What you are asked to do: Pick out each line of the records that includes the string "arrow", and copy it.

Records supplied:
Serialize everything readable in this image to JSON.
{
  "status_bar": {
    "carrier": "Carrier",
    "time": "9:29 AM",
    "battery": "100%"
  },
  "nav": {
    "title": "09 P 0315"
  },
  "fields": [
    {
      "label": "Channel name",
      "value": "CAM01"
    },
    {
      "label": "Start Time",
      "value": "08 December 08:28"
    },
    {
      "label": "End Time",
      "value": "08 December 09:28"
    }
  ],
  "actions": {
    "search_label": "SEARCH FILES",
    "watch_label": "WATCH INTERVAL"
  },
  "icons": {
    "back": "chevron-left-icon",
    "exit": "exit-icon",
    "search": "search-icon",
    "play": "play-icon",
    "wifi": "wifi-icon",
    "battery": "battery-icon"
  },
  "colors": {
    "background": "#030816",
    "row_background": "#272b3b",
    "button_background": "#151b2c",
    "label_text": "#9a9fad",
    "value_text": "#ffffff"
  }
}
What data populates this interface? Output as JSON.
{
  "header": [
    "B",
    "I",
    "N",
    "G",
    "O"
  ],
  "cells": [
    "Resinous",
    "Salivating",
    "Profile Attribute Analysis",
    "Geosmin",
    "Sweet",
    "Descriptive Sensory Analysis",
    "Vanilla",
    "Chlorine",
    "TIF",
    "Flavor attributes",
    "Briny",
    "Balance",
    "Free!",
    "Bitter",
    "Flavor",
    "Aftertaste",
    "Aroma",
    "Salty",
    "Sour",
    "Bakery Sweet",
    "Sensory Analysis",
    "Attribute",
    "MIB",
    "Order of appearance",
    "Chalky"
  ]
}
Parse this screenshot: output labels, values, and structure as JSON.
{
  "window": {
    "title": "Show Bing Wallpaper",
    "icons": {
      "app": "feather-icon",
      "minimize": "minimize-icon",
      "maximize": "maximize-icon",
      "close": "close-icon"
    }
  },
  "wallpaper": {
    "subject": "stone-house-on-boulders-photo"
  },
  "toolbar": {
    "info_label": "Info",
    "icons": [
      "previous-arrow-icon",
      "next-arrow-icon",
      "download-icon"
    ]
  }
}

Exercise solution:
      "previous-arrow-icon",
      "next-arrow-icon",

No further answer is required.